It’s when you’re out of power that I felt it lacked that Mazda zip. Driving it on gas power alone, the engine didn’t live up to the posh interior surroundings, for me. On gas alone, it was a more disjointed experience––like with electric engaged alongside the gas you’re enjoying a symphony, and then when you switch to all-gas it’s as if the violin section has gone silent. What you’re left with isn’t bad, but it’s not the full experience.
I came away feeling like anyone looking at this SUV seriously would have to be honest with themselves about how they actually drive versus how they imagine themselves driving. If what you mainly do is make runs to the grocery store, to work, or to take kids to school, then I think this is an excellent luxury SUV that is fun to drive and priced very well for its level of refinement. But, if you’re heading off on long drives every weekend, I think the gas-only version may deliver more of what you need.
It’s difficult to drive any electrified vehicle without commenting on the technology and the infrastructure supporting it, which isn’t exactly fair. If I were to hold gas-powered cars to the same standard, I’d have to nitpick all the noises and smells that come with internal combustion that we all take for granted at this point. But because EV technology is evolving more dramatically in real time, it gets way more scrutiny. It is not fair, but it is still the reality of the user experience.
For some users, a plug-in hybrid can be the best of both worlds, but for other users, it may not achieve the best of either. Based on how and where you drive, you may prefer the CX-90’s all-gas sibling, so you know the power you have is always going to be there. Or an all-electric vehicle, so you can do 20-minute charges on the road at direct-current fast charging stations. Or a more traditional hybrid that gives you extra mileage but never needs to be plugged in. There have never been more options for how little or how much you want to electrify your driving experience, but not every option is right for you, and it’s important to go into that decision with open eyes.

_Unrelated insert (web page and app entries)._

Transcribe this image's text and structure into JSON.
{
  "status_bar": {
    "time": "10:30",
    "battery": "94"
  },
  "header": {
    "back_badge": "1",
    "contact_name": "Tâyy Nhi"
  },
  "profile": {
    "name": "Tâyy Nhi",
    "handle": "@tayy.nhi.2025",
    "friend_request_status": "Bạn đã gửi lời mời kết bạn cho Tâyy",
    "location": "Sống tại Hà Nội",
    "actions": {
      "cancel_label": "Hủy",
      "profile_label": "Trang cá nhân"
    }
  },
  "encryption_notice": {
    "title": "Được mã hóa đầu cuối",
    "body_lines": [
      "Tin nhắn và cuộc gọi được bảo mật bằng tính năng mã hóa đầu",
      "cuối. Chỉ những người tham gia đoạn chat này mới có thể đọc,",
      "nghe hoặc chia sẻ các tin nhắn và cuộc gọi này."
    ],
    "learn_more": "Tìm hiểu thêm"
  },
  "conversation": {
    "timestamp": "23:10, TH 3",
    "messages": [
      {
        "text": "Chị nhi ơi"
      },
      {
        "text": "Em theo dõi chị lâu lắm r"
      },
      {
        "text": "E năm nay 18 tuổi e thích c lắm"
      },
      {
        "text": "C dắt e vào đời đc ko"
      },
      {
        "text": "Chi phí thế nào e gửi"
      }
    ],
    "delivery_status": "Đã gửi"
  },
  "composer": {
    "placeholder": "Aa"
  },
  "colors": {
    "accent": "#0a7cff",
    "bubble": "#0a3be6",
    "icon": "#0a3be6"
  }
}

The CX-90 is tried and true at this point. As a three-row crossover, it doesn’t have anything left to prove. It is a truly excellent SUV. And while the PHEV version is probably perfect for many, it may not be the best choice for everyone.